#### [Task description]
Show every line below where "libgomp" can be found.

[Data extracted from a collection]
== Segment start ==

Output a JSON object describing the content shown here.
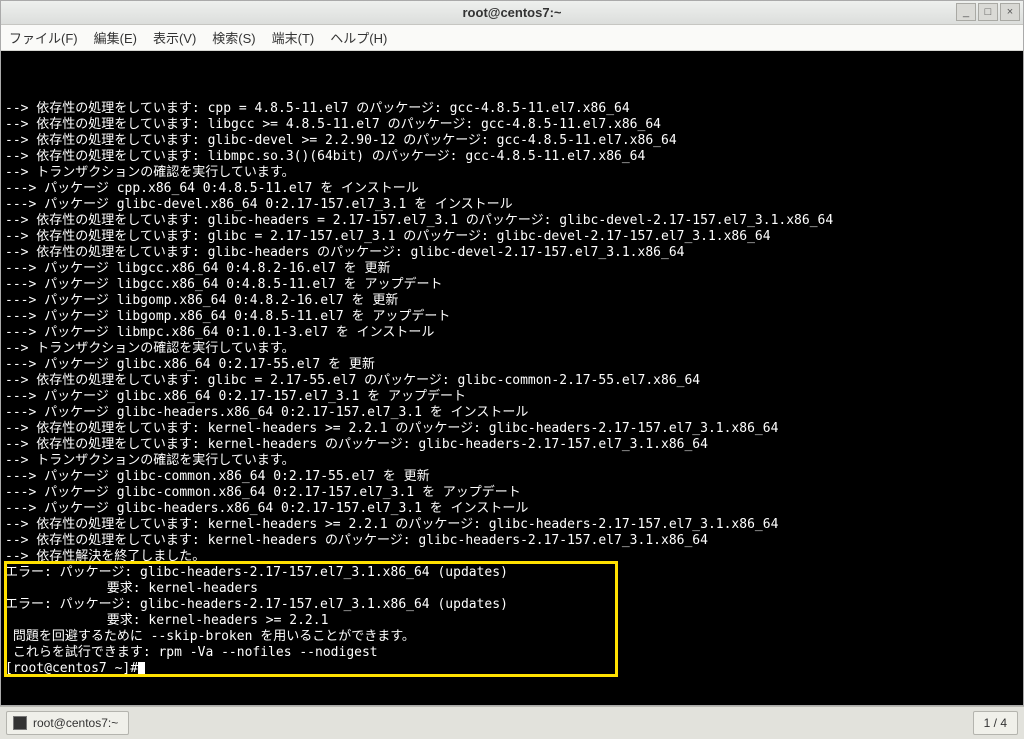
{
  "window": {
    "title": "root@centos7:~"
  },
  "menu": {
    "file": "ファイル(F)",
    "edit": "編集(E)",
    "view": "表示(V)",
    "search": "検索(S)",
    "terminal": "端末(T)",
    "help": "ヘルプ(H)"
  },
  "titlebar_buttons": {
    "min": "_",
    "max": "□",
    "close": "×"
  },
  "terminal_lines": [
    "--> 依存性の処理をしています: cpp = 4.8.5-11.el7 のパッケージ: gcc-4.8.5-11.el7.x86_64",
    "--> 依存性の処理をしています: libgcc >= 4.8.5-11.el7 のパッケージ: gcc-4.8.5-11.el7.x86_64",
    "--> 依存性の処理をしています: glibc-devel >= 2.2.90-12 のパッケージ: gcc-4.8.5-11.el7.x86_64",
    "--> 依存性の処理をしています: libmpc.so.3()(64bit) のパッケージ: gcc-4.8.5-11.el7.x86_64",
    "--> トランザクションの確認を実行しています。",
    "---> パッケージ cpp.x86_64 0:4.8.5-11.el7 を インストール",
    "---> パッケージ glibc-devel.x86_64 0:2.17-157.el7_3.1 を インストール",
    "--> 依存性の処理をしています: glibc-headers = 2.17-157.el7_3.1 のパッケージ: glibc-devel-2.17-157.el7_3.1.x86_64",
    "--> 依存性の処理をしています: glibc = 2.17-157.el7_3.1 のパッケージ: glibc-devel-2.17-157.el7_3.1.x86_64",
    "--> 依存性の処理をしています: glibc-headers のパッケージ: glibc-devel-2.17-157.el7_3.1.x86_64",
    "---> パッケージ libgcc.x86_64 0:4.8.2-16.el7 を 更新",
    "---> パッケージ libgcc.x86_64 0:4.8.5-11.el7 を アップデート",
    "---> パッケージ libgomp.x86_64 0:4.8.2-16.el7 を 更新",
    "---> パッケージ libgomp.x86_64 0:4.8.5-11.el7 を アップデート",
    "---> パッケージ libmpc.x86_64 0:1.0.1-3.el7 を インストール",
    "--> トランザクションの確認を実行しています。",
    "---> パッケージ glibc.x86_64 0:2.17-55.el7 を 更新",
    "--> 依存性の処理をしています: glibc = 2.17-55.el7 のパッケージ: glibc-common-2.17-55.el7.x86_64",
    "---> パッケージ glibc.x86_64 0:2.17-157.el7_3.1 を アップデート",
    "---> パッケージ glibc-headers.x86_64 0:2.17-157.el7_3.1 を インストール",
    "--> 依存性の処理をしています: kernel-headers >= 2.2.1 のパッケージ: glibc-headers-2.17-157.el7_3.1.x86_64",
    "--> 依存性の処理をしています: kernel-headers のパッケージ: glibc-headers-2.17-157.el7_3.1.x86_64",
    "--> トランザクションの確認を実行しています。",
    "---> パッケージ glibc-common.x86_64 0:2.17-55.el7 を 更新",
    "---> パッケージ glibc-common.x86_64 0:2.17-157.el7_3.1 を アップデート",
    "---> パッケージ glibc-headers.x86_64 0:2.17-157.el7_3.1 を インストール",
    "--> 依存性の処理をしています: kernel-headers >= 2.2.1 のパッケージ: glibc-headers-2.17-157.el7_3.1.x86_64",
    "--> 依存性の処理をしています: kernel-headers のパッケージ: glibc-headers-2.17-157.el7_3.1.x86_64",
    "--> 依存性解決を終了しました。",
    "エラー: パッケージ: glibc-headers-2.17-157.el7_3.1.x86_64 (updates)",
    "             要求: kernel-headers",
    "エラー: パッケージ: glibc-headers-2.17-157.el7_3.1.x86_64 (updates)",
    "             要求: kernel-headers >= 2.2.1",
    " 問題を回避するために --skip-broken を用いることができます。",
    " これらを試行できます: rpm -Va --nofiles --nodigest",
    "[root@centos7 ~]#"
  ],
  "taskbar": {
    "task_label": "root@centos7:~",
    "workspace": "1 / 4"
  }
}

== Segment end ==

#### [Result for this exercise]
    "---> パッケージ libgomp.x86_64 0:4.8.2-16.el7 を 更新",
    "---> パッケージ libgomp.x86_64 0:4.8.5-11.el7 を アップデート",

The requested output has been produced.